(PROBLEM TO SOLVE)
Each record below needs to be retyped exactly.
↓
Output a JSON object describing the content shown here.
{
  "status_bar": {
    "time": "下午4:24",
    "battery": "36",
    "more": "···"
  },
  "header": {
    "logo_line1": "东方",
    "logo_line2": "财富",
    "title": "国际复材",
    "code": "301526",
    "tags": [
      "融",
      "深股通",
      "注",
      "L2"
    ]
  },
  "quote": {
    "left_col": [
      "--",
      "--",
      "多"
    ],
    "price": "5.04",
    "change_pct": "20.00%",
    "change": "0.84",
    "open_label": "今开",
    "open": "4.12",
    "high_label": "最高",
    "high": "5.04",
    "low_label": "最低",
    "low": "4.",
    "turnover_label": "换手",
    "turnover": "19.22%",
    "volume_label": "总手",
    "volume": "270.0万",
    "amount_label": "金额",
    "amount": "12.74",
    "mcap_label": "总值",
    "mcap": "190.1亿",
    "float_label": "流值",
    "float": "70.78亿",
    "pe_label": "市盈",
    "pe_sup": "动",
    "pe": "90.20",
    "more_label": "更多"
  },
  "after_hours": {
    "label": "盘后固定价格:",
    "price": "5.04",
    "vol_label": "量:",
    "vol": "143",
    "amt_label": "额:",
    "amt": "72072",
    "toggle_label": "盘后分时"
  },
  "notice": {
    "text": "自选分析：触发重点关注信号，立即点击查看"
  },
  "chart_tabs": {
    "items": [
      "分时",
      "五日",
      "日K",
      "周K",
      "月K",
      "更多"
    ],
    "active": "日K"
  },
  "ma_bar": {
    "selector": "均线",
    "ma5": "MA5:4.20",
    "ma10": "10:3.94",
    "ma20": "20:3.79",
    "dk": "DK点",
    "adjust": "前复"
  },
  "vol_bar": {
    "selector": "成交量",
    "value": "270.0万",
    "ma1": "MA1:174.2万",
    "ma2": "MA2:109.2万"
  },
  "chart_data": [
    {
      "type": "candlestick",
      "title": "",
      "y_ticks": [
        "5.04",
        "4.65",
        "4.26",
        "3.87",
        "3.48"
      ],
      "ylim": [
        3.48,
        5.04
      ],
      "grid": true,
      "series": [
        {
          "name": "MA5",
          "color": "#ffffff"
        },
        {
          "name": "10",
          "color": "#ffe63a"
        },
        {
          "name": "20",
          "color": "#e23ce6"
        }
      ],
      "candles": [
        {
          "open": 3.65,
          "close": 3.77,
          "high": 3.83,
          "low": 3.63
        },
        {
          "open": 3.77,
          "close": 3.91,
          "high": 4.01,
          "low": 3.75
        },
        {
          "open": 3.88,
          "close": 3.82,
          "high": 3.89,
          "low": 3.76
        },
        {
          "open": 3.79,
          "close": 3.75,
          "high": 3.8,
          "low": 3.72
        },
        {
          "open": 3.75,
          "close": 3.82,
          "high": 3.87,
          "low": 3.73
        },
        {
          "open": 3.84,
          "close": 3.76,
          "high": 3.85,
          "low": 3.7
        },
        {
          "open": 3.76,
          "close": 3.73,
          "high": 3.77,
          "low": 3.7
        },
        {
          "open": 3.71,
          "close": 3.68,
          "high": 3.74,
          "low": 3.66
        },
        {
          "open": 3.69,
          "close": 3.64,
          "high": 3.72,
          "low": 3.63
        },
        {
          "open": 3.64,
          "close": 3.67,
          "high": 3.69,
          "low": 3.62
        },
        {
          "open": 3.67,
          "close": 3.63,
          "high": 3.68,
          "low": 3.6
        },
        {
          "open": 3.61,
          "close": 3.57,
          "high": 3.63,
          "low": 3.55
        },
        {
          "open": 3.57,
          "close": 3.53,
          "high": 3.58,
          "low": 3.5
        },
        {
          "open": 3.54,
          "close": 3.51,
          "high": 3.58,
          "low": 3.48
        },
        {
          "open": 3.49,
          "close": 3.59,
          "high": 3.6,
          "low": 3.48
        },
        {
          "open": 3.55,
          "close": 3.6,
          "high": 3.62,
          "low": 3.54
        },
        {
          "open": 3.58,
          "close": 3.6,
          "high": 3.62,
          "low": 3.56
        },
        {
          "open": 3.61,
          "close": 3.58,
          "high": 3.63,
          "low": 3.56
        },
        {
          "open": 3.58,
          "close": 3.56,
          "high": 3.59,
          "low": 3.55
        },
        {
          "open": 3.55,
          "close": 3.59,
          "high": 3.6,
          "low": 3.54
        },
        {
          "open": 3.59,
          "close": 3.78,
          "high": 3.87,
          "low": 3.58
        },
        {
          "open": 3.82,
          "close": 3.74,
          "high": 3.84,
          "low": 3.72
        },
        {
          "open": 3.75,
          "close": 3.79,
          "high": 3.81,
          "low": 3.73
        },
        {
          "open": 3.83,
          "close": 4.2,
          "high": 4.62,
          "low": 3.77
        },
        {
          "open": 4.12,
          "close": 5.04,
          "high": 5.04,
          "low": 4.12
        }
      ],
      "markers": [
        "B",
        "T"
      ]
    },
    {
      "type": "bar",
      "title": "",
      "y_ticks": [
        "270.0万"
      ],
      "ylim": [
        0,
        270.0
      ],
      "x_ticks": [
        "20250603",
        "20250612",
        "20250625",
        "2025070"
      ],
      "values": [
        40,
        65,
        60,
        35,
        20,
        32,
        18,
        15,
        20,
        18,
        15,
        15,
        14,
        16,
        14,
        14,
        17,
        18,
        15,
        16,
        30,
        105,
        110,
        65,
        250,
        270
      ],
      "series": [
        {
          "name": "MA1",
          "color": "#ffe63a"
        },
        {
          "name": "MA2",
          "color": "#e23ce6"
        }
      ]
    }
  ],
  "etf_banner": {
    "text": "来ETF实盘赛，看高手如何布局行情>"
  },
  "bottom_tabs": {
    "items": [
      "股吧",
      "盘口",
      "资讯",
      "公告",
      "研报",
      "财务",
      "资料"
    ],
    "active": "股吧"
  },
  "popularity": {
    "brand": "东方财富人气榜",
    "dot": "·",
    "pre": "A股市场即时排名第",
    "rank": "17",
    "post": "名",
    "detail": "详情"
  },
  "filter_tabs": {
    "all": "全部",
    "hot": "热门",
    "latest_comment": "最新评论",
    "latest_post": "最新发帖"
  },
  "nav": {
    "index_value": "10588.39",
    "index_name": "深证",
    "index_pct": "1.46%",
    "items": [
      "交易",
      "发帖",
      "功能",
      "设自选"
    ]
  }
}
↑
(RESULT OF THIS TASK)
Output a JSON object describing the content shown here.
{
  "status_bar": {
    "time": "下午4:24",
    "battery": "36",
    "more": "···"
  },
  "header": {
    "logo_line1": "东方",
    "logo_line2": "财富",
    "title": "国际复材",
    "code": "301526",
    "tags": [
      "融",
      "深股通",
      "注",
      "L2"
    ]
  },
  "quote": {
    "left_col": [
      "--",
      "--",
      "多"
    ],
    "price": "5.04",
    "change_pct": "20.00%",
    "change": "0.84",
    "open_label": "今开",
    "open": "4.12",
    "high_label": "最高",
    "high": "5.04",
    "low_label": "最低",
    "low": "4.",
    "turnover_label": "换手",
    "turnover": "19.22%",
    "volume_label": "总手",
    "volume": "270.0万",
    "amount_label": "金额",
    "amount": "12.74",
    "mcap_label": "总值",
    "mcap": "190.1亿",
    "float_label": "流值",
    "float": "70.78亿",
    "pe_label": "市盈",
    "pe_sup": "动",
    "pe": "90.20",
    "more_label": "更多"
  },
  "after_hours": {
    "label": "盘后固定价格:",
    "price": "5.04",
    "vol_label": "量:",
    "vol": "143",
    "amt_label": "额:",
    "amt": "72072",
    "toggle_label": "盘后分时"
  },
  "notice": {
    "text": "自选分析：触发重点关注信号，立即点击查看"
  },
  "chart_tabs": {
    "items": [
      "分时",
      "五日",
      "日K",
      "周K",
      "月K",
      "更多"
    ],
    "active": "日K"
  },
  "ma_bar": {
    "selector": "均线",
    "ma5": "MA5:4.20",
    "ma10": "10:3.94",
    "ma20": "20:3.79",
    "dk": "DK点",
    "adjust": "前复"
  },
  "vol_bar": {
    "selector": "成交量",
    "value": "270.0万",
    "ma1": "MA1:174.2万",
    "ma2": "MA2:109.2万"
  },
  "chart_data": [
    {
      "type": "candlestick",
      "title": "",
      "y_ticks": [
        "5.04",
        "4.65",
        "4.26",
        "3.87",
        "3.48"
      ],
      "ylim": [
        3.48,
        5.04
      ],
      "grid": true,
      "series": [
        {
          "name": "MA5",
          "color": "#ffffff"
        },
        {
          "name": "10",
          "color": "#ffe63a"
        },
        {
          "name": "20",
          "color": "#e23ce6"
        }
      ],
      "candles": [
        {
          "open": 3.65,
          "close": 3.77,
          "high": 3.83,
          "low": 3.63
        },
        {
          "open": 3.77,
          "close": 3.91,
          "high": 4.01,
          "low": 3.75
        },
        {
          "open": 3.88,
          "close": 3.82,
          "high": 3.89,
          "low": 3.76
        },
        {
          "open": 3.79,
          "close": 3.75,
          "high": 3.8,
          "low": 3.72
        },
        {
          "open": 3.75,
          "close": 3.82,
          "high": 3.87,
          "low": 3.73
        },
        {
          "open": 3.84,
          "close": 3.76,
          "high": 3.85,
          "low": 3.7
        },
        {
          "open": 3.76,
          "close": 3.73,
          "high": 3.77,
          "low": 3.7
        },
        {
          "open": 3.71,
          "close": 3.68,
          "high": 3.74,
          "low": 3.66
        },
        {
          "open": 3.69,
          "close": 3.64,
          "high": 3.72,
          "low": 3.63
        },
        {
          "open": 3.64,
          "close": 3.67,
          "high": 3.69,
          "low": 3.62
        },
        {
          "open": 3.67,
          "close": 3.63,
          "high": 3.68,
          "low": 3.6
        },
        {
          "open": 3.61,
          "close": 3.57,
          "high": 3.63,
          "low": 3.55
        },
        {
          "open": 3.57,
          "close": 3.53,
          "high": 3.58,
          "low": 3.5
        },
        {
          "open": 3.54,
          "close": 3.51,
          "high": 3.58,
          "low": 3.48
        },
        {
          "open": 3.49,
          "close": 3.59,
          "high": 3.6,
          "low": 3.48
        },
        {
          "open": 3.55,
          "close": 3.6,
          "high": 3.62,
          "low": 3.54
        },
        {
          "open": 3.58,
          "close": 3.6,
          "high": 3.62,
          "low": 3.56
        },
        {
          "open": 3.61,
          "close": 3.58,
          "high": 3.63,
          "low": 3.56
        },
        {
          "open": 3.58,
          "close": 3.56,
          "high": 3.59,
          "low": 3.55
        },
        {
          "open": 3.55,
          "close": 3.59,
          "high": 3.6,
          "low": 3.54
        },
        {
          "open": 3.59,
          "close": 3.78,
          "high": 3.87,
          "low": 3.58
        },
        {
          "open": 3.82,
          "close": 3.74,
          "high": 3.84,
          "low": 3.72
        },
        {
          "open": 3.75,
          "close": 3.79,
          "high": 3.81,
          "low": 3.73
        },
        {
          "open": 3.83,
          "close": 4.2,
          "high": 4.62,
          "low": 3.77
        },
        {
          "open": 4.12,
          "close": 5.04,
          "high": 5.04,
          "low": 4.12
        }
      ],
      "markers": [
        "B",
        "T"
      ]
    },
    {
      "type": "bar",
      "title": "",
      "y_ticks": [
        "270.0万"
      ],
      "ylim": [
        0,
        270.0
      ],
      "x_ticks": [
        "20250603",
        "20250612",
        "20250625",
        "2025070"
      ],
      "values": [
        40,
        65,
        60,
        35,
        20,
        32,
        18,
        15,
        20,
        18,
        15,
        15,
        14,
        16,
        14,
        14,
        17,
        18,
        15,
        16,
        30,
        105,
        110,
        65,
        250,
        270
      ],
      "series": [
        {
          "name": "MA1",
          "color": "#ffe63a"
        },
        {
          "name": "MA2",
          "color": "#e23ce6"
        }
      ]
    }
  ],
  "etf_banner": {
    "text": "来ETF实盘赛，看高手如何布局行情>"
  },
  "bottom_tabs": {
    "items": [
      "股吧",
      "盘口",
      "资讯",
      "公告",
      "研报",
      "财务",
      "资料"
    ],
    "active": "股吧"
  },
  "popularity": {
    "brand": "东方财富人气榜",
    "dot": "·",
    "pre": "A股市场即时排名第",
    "rank": "17",
    "post": "名",
    "detail": "详情"
  },
  "filter_tabs": {
    "all": "全部",
    "hot": "热门",
    "latest_comment": "最新评论",
    "latest_post": "最新发帖"
  },
  "nav": {
    "index_value": "10588.39",
    "index_name": "深证",
    "index_pct": "1.46%",
    "items": [
      "交易",
      "发帖",
      "功能",
      "设自选"
    ]
  }
}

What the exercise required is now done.